Senators Jon Tester and John Walsh are standing up to members of Congress who want to place new taxes on the Internet, burdening small businesses that sell goods and services online.
Tester and Walsh told Senate colleagues to oppose the Marketplace Fairness Act that would require small businesses to collect sales tax on behalf of other states and local governments when selling products online. Some Senators want to attach the Marketplace Fairness Act as a rider to separate legislation that would extend the moratorium that prevents states and local governments from taxing access to the internet. The moratorium expires on November 1.
Under the Marketplace Fairness Act, small businesses in Montana could be forced to collect sales taxes for up to 9,600 other states, cities and municipalities. Montana is one of five states that do not collect any sales tax.
"Instead of protecting and fostering e-commerce, this Internet sales tax legislation would stifle small business growth and job creation," Tester said. "To keep the Internet free of taxation, Congress must act - and soon."
"Montanans do not support federally-imposed sales taxes in any form, and it's time for Washington politicians to stop imposing new taxes on our small businesses and families," Walsh said. "I'll continue to fight to keep Montana a sales tax free state."

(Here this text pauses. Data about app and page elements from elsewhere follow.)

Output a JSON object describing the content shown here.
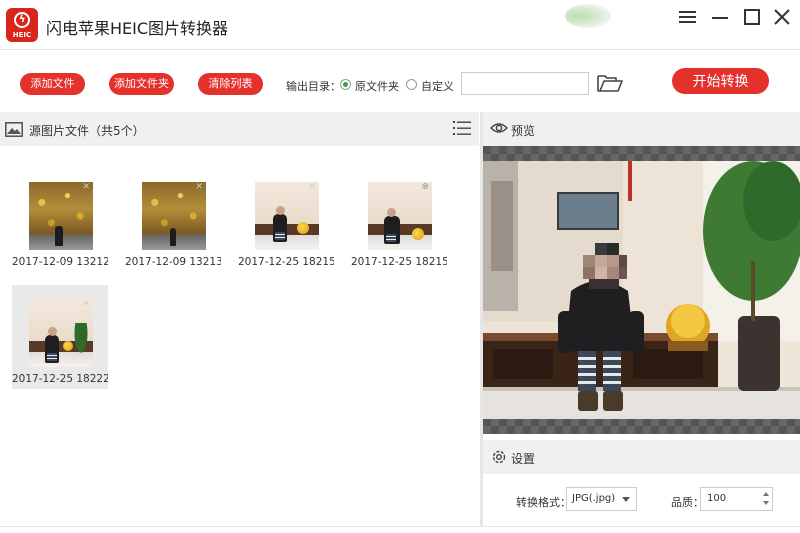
{
  "window": {
    "title": "闪电苹果HEIC图片转换器",
    "logo_text": "HEIC"
  },
  "toolbar": {
    "add_file": "添加文件",
    "add_folder": "添加文件夹",
    "clear_list": "清除列表",
    "output_dir_label": "输出目录：",
    "radio_original": "原文件夹",
    "radio_custom": "自定义",
    "selected_output": "原文件夹",
    "path_value": "",
    "start": "开始转换"
  },
  "source_panel": {
    "title": "源图片文件（共5个）",
    "files": [
      {
        "name": "2017-12-09 13212...",
        "scene": "tree",
        "selected": false
      },
      {
        "name": "2017-12-09 13213...",
        "scene": "tree",
        "selected": false
      },
      {
        "name": "2017-12-25 18215...",
        "scene": "room",
        "selected": false
      },
      {
        "name": "2017-12-25 18215...",
        "scene": "room",
        "selected": false
      },
      {
        "name": "2017-12-25 18222...",
        "scene": "room",
        "selected": true
      }
    ]
  },
  "preview": {
    "title": "预览"
  },
  "settings": {
    "title": "设置",
    "format_label": "转换格式：",
    "format_value": "JPG(.jpg)",
    "quality_label": "品质：",
    "quality_value": "100"
  },
  "colors": {
    "accent_red": "#e4312b",
    "radio_green": "#2fa34a",
    "panel_header": "#f0f0f0"
  },
  "icons": {
    "menu": "hamburger-icon",
    "minimize": "minimize-icon",
    "maximize": "maximize-icon",
    "close": "close-icon",
    "folder": "folder-open-icon",
    "image": "image-icon",
    "list": "list-view-icon",
    "eye": "eye-icon",
    "gear": "gear-icon"
  }
}
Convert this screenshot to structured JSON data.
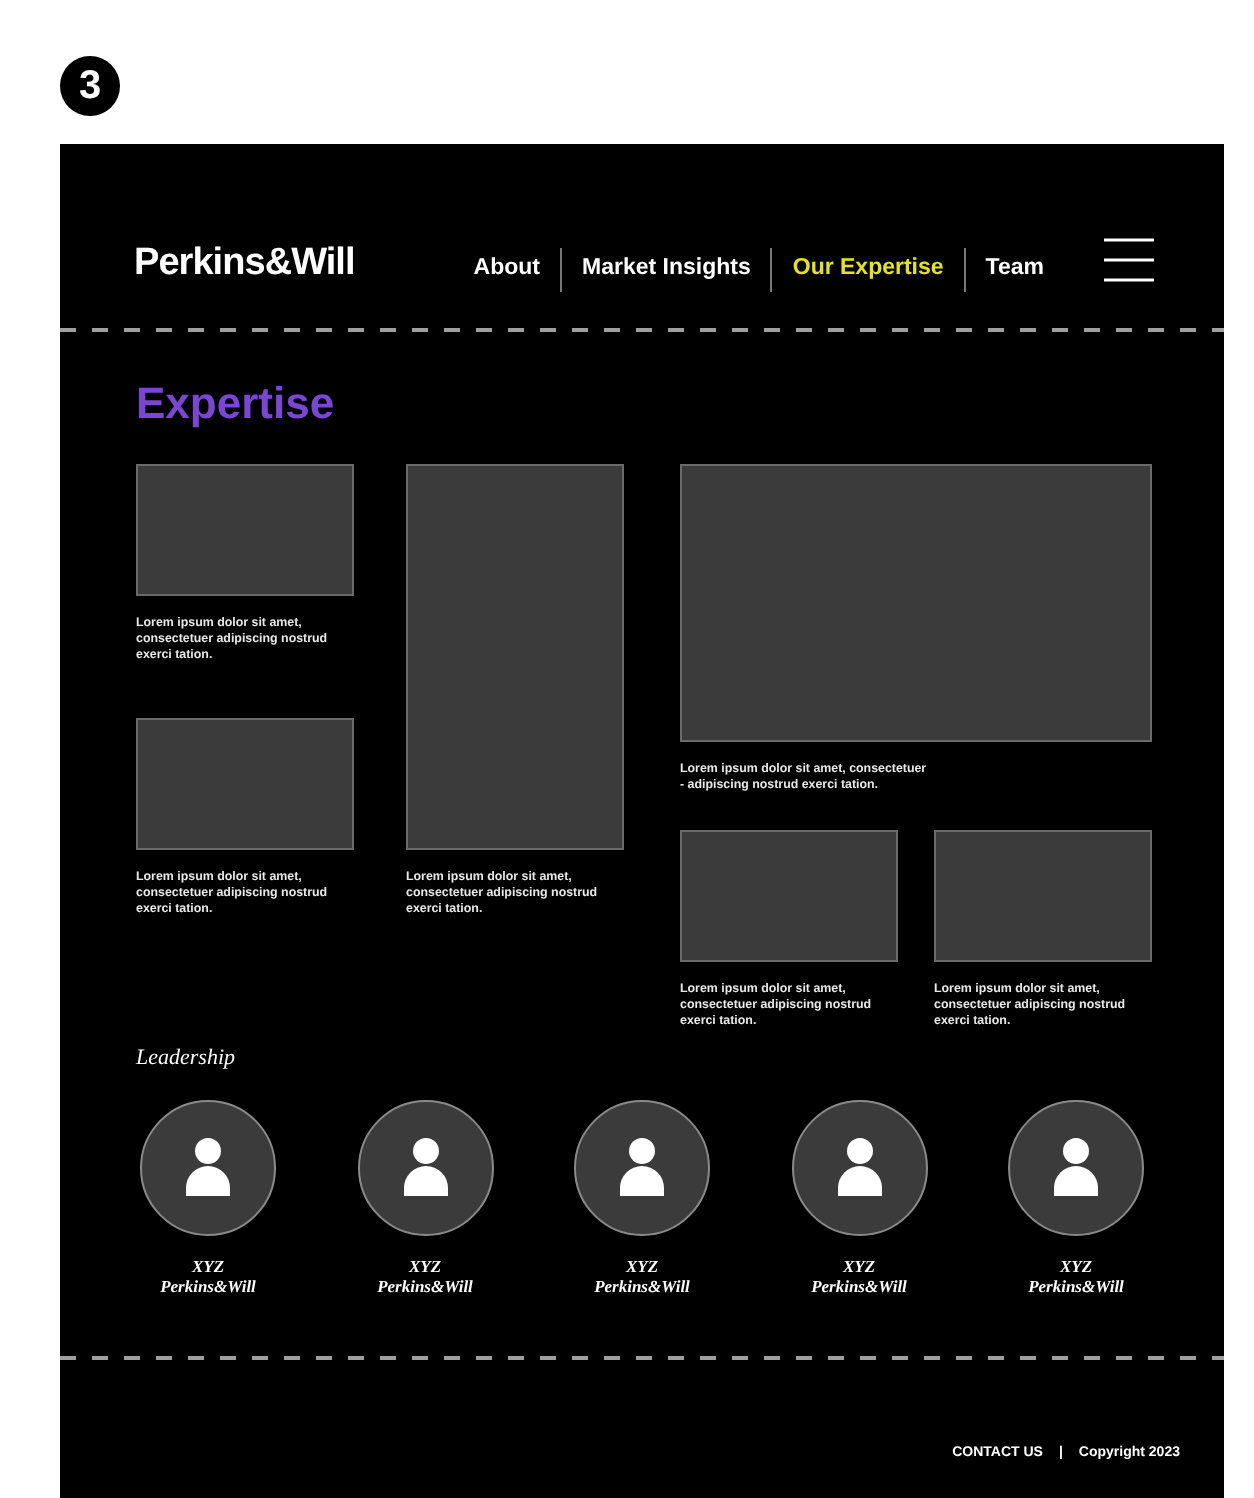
{
  "step_badge": "3",
  "header": {
    "logo": "Perkins&Will",
    "nav": [
      {
        "label": "About",
        "selected": false
      },
      {
        "label": "Market Insights",
        "selected": false
      },
      {
        "label": "Our Expertise",
        "selected": true
      },
      {
        "label": "Team",
        "selected": false
      }
    ]
  },
  "title": "Expertise",
  "cards": [
    {
      "kind": "short",
      "caption": "Lorem ipsum dolor sit amet, consectetuer adipiscing nostrud exerci tation."
    },
    {
      "kind": "short",
      "caption": "Lorem ipsum dolor sit amet, consectetuer adipiscing nostrud exerci tation."
    },
    {
      "kind": "tall",
      "caption": "Lorem ipsum dolor sit amet, consectetuer adipiscing nostrud exerci tation."
    },
    {
      "kind": "wide",
      "caption": "Lorem ipsum dolor sit amet, consectetuer\n-  adipiscing nostrud exerci tation."
    },
    {
      "kind": "short",
      "caption": "Lorem ipsum dolor sit amet, consectetuer adipiscing nostrud exerci tation."
    },
    {
      "kind": "short",
      "caption": "Lorem ipsum dolor sit amet, consectetuer adipiscing nostrud exerci tation."
    }
  ],
  "leadership": {
    "heading": "Leadership",
    "people": [
      {
        "name": "XYZ",
        "company": "Perkins&Will"
      },
      {
        "name": "XYZ",
        "company": "Perkins&Will"
      },
      {
        "name": "XYZ",
        "company": "Perkins&Will"
      },
      {
        "name": "XYZ",
        "company": "Perkins&Will"
      },
      {
        "name": "XYZ",
        "company": "Perkins&Will"
      }
    ]
  },
  "footer": {
    "contact": "CONTACT US",
    "separator": "|",
    "copyright": "Copyright 2023"
  }
}
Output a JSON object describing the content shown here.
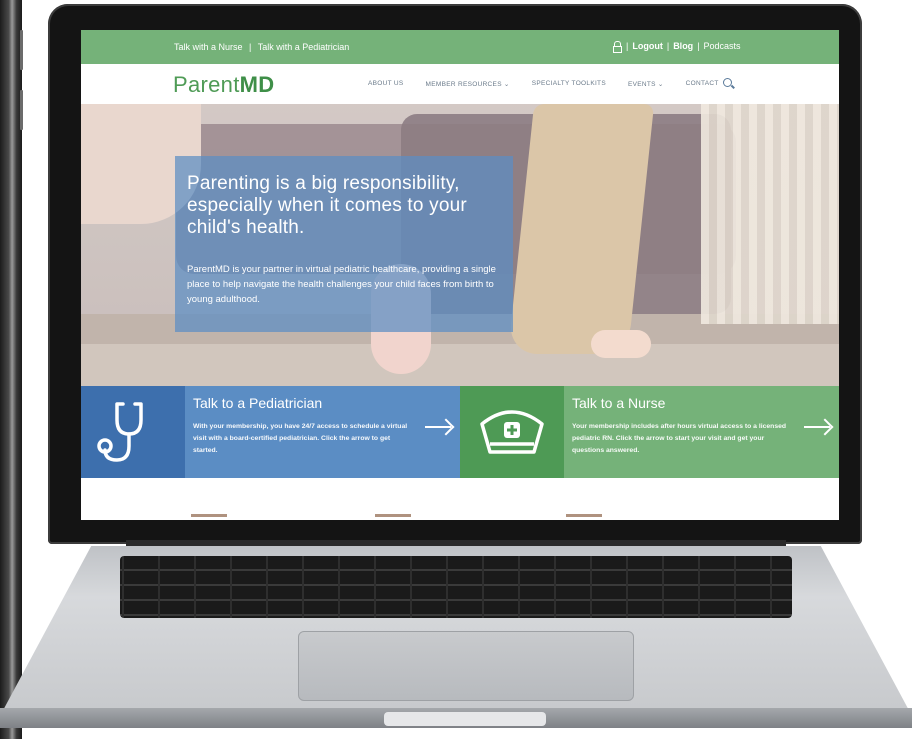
{
  "topbar": {
    "link_nurse": "Talk with a Nurse",
    "separator": "|",
    "link_pediatrician": "Talk with a Pediatrician",
    "logout": "Logout",
    "blog": "Blog",
    "podcasts": "Podcasts"
  },
  "nav": {
    "logo_parent": "Parent",
    "logo_md": "MD",
    "items": [
      {
        "label": "ABOUT US"
      },
      {
        "label": "MEMBER RESOURCES ⌄"
      },
      {
        "label": "SPECIALTY TOOLKITS"
      },
      {
        "label": "EVENTS ⌄"
      },
      {
        "label": "CONTACT"
      }
    ]
  },
  "hero": {
    "title": "Parenting is a big responsibility, especially when it comes to your child's health.",
    "text": "ParentMD is your partner in virtual pediatric healthcare, providing a single place to help navigate the health challenges your child faces from birth to young adulthood."
  },
  "cards": {
    "pediatrician": {
      "title": "Talk to a Pediatrician",
      "text": "With your membership, you have 24/7 access to schedule a virtual visit with a board-certified pediatrician. Click the arrow to get started."
    },
    "nurse": {
      "title": "Talk to a Nurse",
      "text": "Your membership includes after hours virtual access to a licensed pediatric RN. Click the arrow to start your visit and get your questions answered."
    }
  },
  "colors": {
    "green": "#75b279",
    "blue": "#5b8dc4",
    "dark_blue": "#3d6fad",
    "dark_green": "#4e9a55"
  },
  "icons": [
    "lock-icon",
    "search-icon",
    "stethoscope-icon",
    "nurse-cap-icon",
    "arrow-right-icon"
  ]
}
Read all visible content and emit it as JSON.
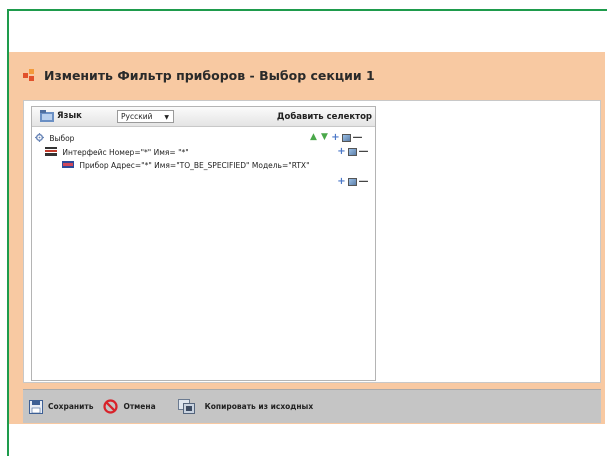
{
  "dialog": {
    "title": "Изменить Фильтр приборов - Выбор секции 1"
  },
  "tree_header": {
    "language_label": "Язык",
    "language_value": "Русский",
    "add_selector_label": "Добавить селектор"
  },
  "tree": {
    "root": {
      "label": "Выбор"
    },
    "interface": {
      "label": "Интерфейс Номер=\"*\" Имя= \"*\""
    },
    "device": {
      "label": "Прибор Адрес=\"*\" Имя=\"TO_BE_SPECIFIED\" Модель=\"RTX\""
    }
  },
  "buttons": {
    "save_label": "Сохранить",
    "cancel_label": "Отмена",
    "copy_label": "Копировать из исходных"
  },
  "colors": {
    "frame_accent": "#1e9b4c",
    "dialog_bg": "#f8c9a2",
    "bottom_bar_bg": "#c5c5c5"
  }
}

Tester and Walsh's fight against the Marketplace Fairness Act is supported by Rand Paul (R-Ky.), Jeanne Shaheen (D-N.H.), Kelly Ayotte (R-N.H.) and Jeff Merkley (D-Ore.).